I’d argue no… in fact, I’d argue that the Enlightenment, while enforcing rational investigation into the nature and existence of God, did God a favour. Although the Enlightenment was great at showing us our human limitations, it brought us no closer to God than any other religious faith. And really… didn’t the Enlightenment just trade one religion for another (Mnotheism for Scientism)?
The Enlightenment is seen as the “Age of Reason”, which has led to the diminishment of church authority in the political and academic realms of society. The Enlightenment marked the transition from medieval “faith” to modern “knowledge”. Enlightenment thinkers concerned themselves with “rational thought”, which led to scrutiny of all things within the natural world. A newfound skepticism arose during this period. Questions of worldview (metaphysics) and what we can know as humans (epistemology) came to mark this period. From Descartes’ “cogito, ergo sum” (I think, therefore I am) to Kant’s “Metaphysics of Morals”, the Enlightenment saw a great deal of thought pertaining to the nature of our world and our place within it.
In previous generations, education and religion typically ran hand in hand, with one defending the other. Following the development of the printing press and the revolt of the Protestant Reformation, the church’s hold on academic thought dissipated significantly. Francis Bacon’s (1561-1626) scientific method provided an early framework for later Enlightenment thinking. Voltaire’s Dictionnaire Philosophique continued this tradition. And, Voltaire’s wry caricatures of the religious leaders of his day (Candide is a great read in this regard) lent more fuel to the anti-religious fire that was burning during this time.
There was a tremendous focus on the material world during this time. Rational thought tended towards that which could be measured (empiricism) or explained (rationalism). It was important to be able to explain events within the limitations of the natural world, as opposed to the traditional spiritual explanations given by the church. This led to great debates on the nature of miracles (see Hume’s “On Miracles” in particular) and the value of religion in personal life.

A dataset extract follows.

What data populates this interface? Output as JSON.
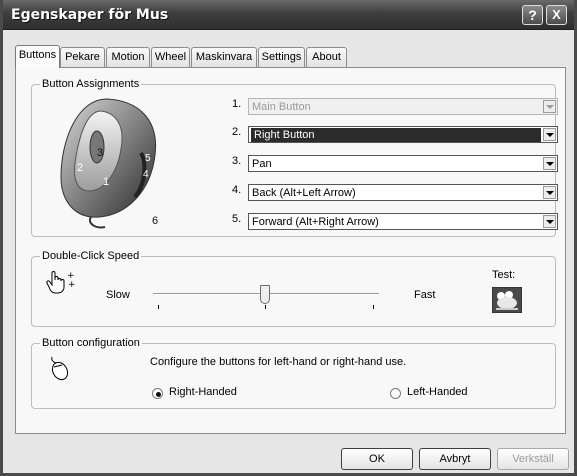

While skeptical thought did negatively impact the church, it did not disprove the necessity and value of religious belief, nor did it supplant it with anything other than a new religion, namely “scientism”. I find it ironic that the last of the Enlightenment giants, Emmanuel Kant, offered a newfound explanation for God through his idea of moral justification. So much for the skeptical death of God provided by his contemporaries…